THE PROBLEM -
Report every line of the listing below in which the string "expr" appears.

DATASET RECORDS -
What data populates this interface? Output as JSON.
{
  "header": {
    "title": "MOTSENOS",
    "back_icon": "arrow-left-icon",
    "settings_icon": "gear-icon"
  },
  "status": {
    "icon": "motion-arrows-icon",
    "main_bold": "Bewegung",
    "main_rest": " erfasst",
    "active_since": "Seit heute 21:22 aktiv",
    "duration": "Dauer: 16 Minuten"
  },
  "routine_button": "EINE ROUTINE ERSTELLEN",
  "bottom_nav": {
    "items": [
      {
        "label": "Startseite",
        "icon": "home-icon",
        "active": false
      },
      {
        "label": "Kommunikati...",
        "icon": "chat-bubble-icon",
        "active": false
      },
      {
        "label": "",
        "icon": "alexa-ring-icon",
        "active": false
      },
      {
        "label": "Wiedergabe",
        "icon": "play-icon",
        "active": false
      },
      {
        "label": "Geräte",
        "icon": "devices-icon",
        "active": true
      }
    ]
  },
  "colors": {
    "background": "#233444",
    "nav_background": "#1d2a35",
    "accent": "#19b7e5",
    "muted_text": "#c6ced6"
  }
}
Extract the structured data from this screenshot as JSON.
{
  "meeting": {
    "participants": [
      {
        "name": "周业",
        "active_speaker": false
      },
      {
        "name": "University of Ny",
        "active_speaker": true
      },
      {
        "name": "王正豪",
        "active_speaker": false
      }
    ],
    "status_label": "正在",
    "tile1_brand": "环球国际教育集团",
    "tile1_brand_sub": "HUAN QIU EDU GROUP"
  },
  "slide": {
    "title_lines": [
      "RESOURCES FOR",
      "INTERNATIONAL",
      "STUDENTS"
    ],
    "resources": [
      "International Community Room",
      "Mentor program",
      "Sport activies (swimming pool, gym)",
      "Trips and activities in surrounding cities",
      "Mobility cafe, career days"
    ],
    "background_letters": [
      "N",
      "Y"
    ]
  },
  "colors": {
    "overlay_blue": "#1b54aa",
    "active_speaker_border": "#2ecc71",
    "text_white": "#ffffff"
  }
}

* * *

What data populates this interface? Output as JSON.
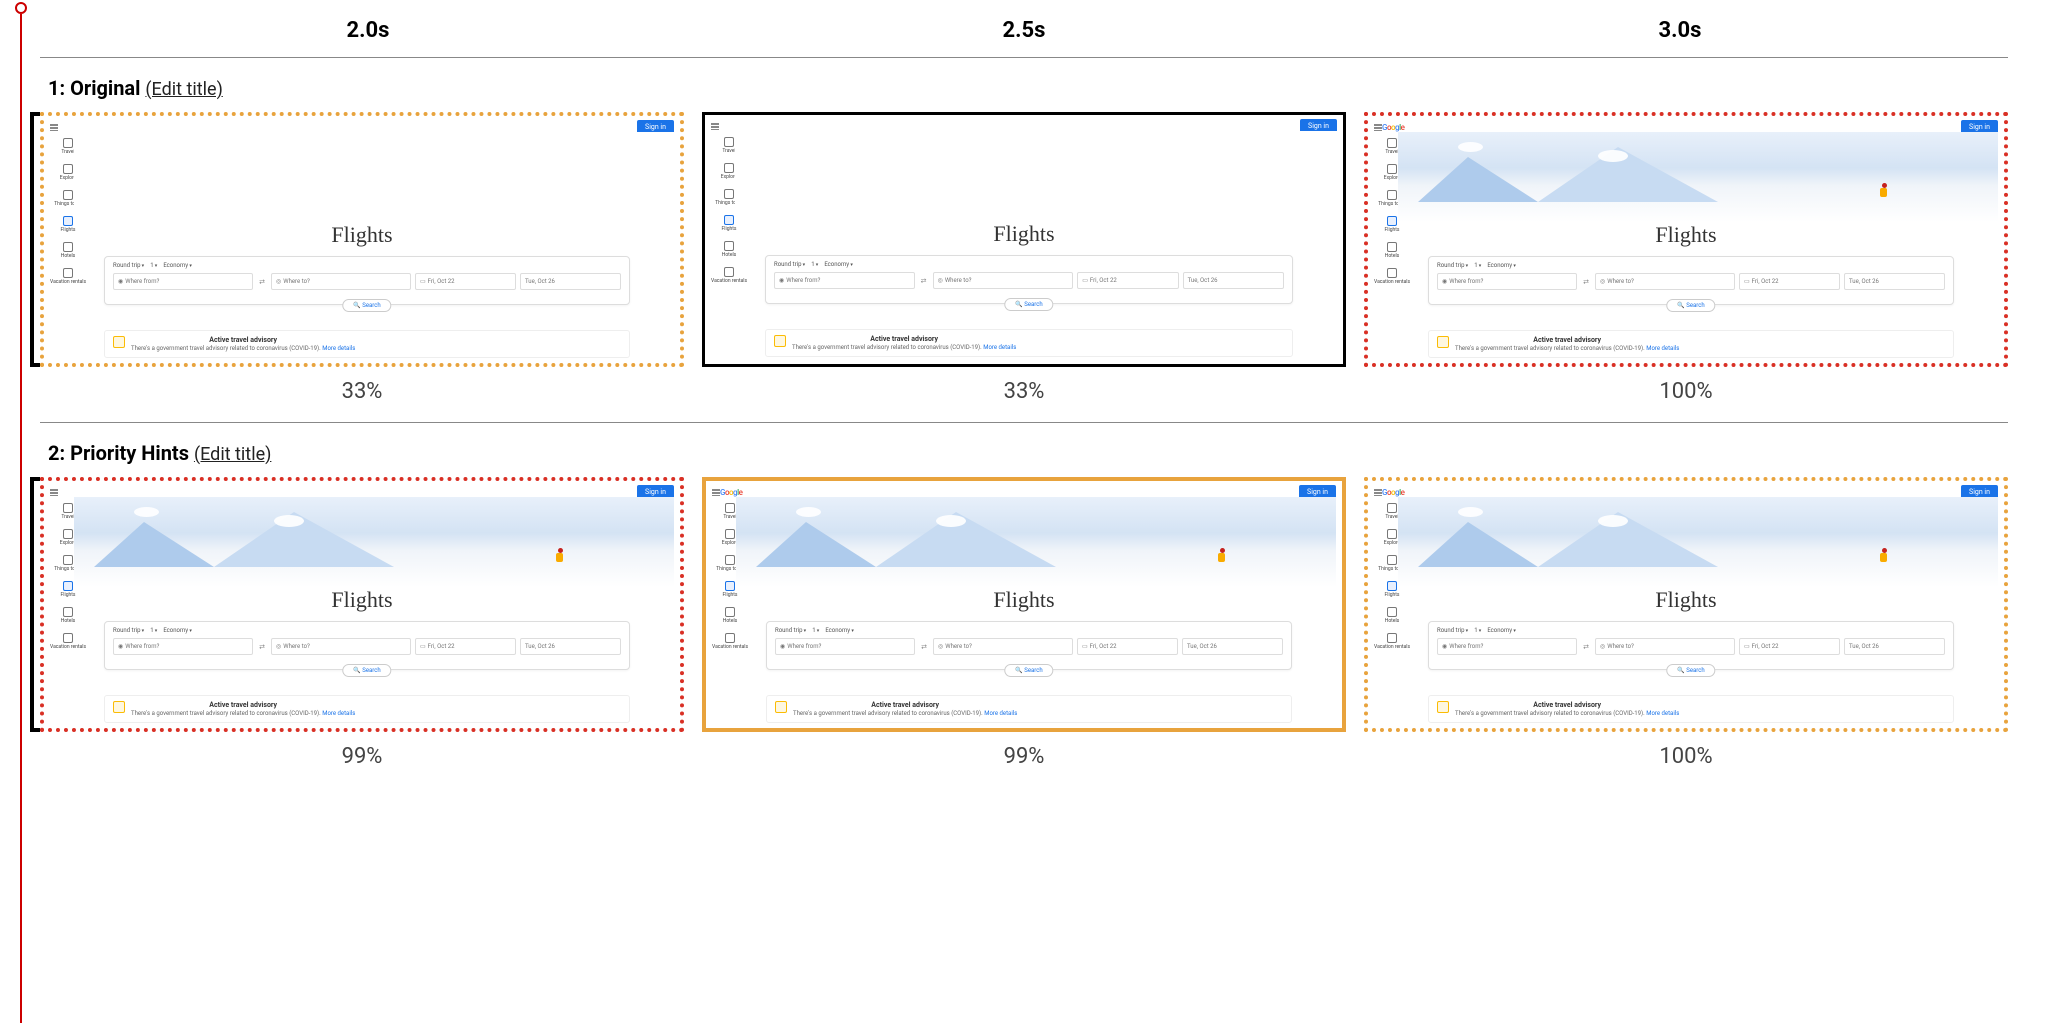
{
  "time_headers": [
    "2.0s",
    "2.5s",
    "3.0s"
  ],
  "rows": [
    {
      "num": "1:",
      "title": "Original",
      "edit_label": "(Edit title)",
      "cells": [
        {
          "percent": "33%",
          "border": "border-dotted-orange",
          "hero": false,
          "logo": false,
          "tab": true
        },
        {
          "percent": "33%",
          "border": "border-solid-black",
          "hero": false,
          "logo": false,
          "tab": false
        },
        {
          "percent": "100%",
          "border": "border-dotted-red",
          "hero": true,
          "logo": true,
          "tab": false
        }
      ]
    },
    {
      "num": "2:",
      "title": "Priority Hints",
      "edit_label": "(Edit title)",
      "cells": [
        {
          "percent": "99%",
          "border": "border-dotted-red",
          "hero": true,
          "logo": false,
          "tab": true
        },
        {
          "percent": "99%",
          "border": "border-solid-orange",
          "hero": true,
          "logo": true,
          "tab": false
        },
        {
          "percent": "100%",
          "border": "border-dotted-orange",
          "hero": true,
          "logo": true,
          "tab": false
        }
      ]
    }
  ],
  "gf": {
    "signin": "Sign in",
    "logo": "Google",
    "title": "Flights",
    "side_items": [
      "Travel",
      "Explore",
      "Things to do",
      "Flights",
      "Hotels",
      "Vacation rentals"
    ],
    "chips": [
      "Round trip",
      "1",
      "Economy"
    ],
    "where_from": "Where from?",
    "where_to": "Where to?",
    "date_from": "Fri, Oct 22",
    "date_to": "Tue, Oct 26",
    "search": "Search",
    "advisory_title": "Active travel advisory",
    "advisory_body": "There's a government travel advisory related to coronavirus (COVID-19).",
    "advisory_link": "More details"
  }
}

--

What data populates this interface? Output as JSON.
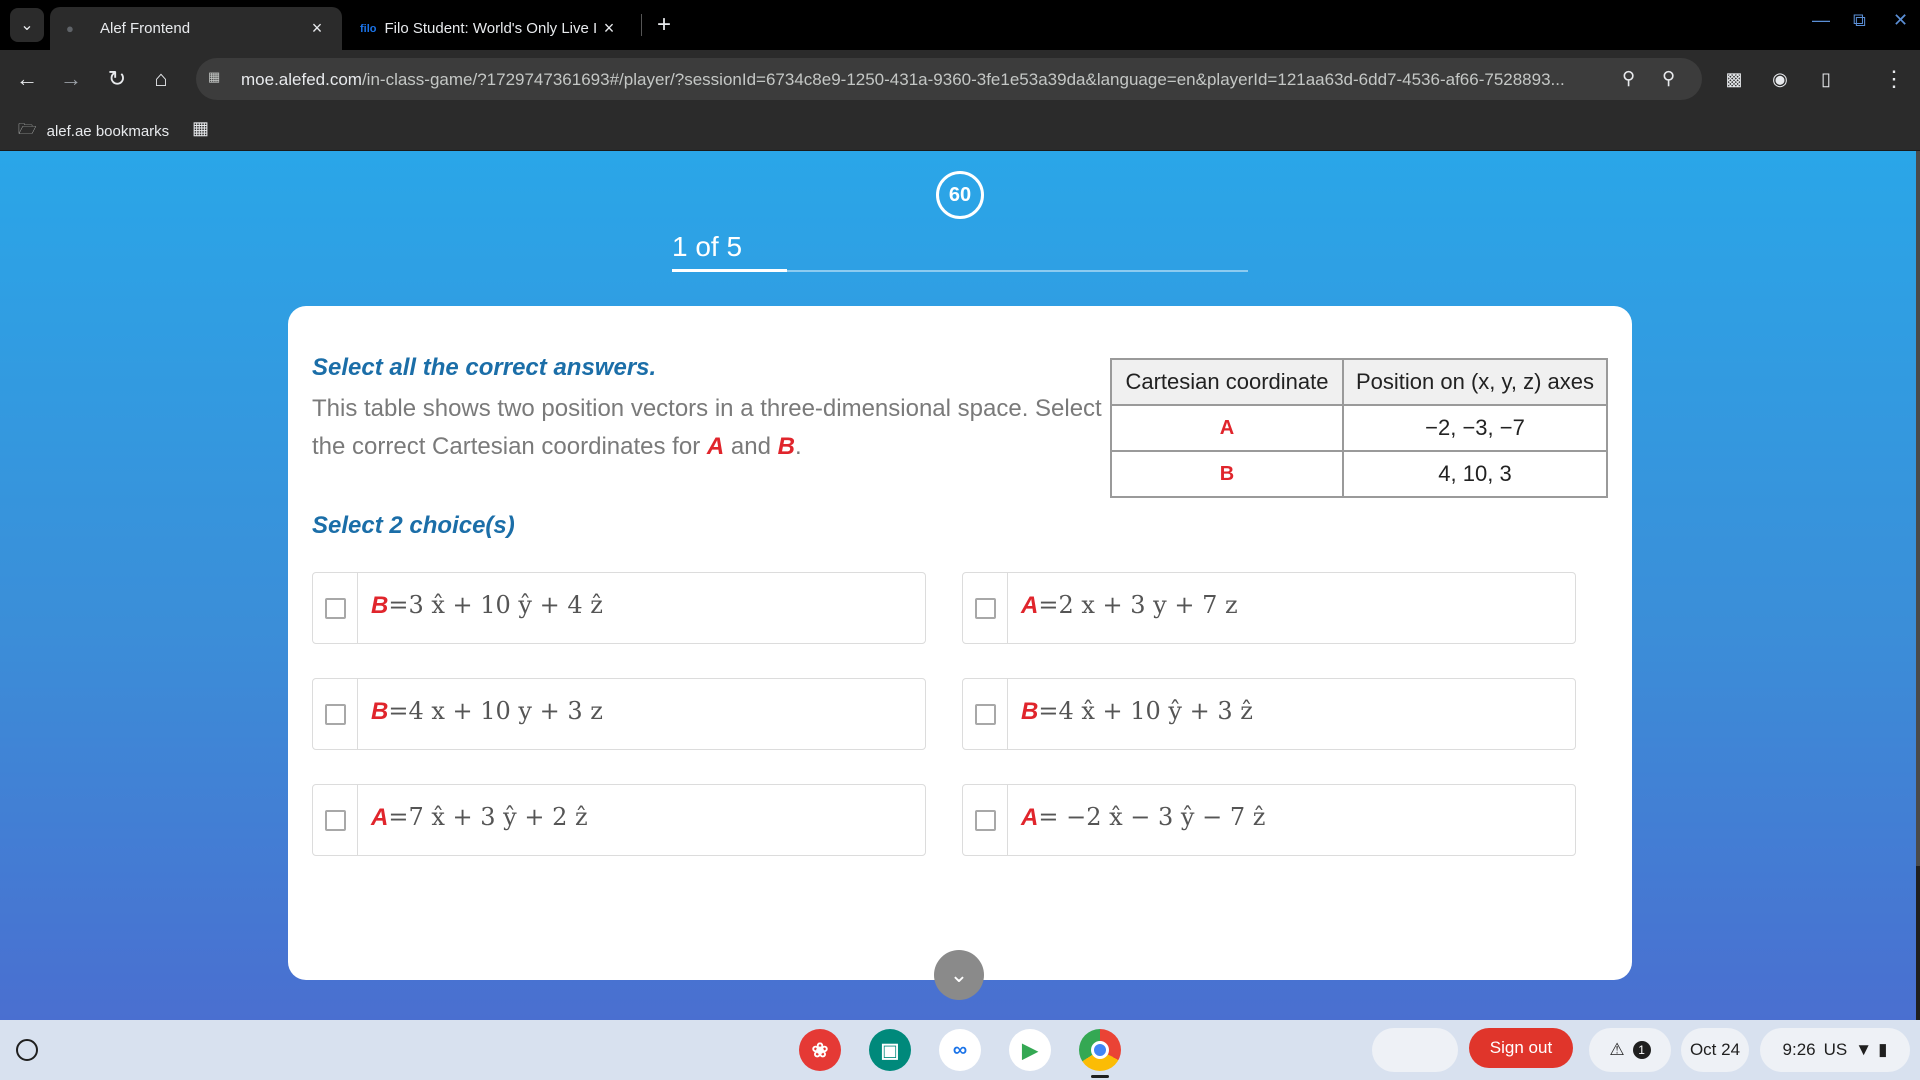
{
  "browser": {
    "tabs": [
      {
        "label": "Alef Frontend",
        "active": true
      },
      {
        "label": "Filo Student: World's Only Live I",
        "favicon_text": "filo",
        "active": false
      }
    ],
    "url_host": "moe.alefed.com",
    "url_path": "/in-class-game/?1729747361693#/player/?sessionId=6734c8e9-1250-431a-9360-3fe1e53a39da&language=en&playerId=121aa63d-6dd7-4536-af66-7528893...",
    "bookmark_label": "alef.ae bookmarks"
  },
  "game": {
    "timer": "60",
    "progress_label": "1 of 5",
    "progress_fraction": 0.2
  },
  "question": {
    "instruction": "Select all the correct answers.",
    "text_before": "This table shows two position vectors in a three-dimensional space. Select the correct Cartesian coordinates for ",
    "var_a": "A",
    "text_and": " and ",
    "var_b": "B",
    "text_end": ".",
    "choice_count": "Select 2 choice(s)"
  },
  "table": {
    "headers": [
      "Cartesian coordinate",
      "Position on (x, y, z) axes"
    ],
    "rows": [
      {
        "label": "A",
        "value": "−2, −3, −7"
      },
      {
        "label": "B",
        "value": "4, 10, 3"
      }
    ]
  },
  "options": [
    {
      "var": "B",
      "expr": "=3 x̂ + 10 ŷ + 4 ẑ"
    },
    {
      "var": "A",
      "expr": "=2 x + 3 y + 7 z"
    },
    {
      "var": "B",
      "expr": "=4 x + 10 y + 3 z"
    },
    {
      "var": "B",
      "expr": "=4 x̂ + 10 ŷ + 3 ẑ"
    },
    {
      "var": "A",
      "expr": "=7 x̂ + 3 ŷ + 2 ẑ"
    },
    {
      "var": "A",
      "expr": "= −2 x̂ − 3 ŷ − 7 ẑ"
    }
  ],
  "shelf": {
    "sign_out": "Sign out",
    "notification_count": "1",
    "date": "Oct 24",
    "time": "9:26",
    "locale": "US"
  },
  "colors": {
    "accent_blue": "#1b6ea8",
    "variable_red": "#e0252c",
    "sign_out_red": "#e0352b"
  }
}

EXERCISE RESULT -
      "expr": "=3 x̂ + 10 ŷ + 4 ẑ"
      "expr": "=2 x + 3 y + 7 z"
      "expr": "=4 x + 10 y + 3 z"
      "expr": "=4 x̂ + 10 ŷ + 3 ẑ"
      "expr": "=7 x̂ + 3 ŷ + 2 ẑ"
      "expr": "= −2 x̂ − 3 ŷ − 7 ẑ"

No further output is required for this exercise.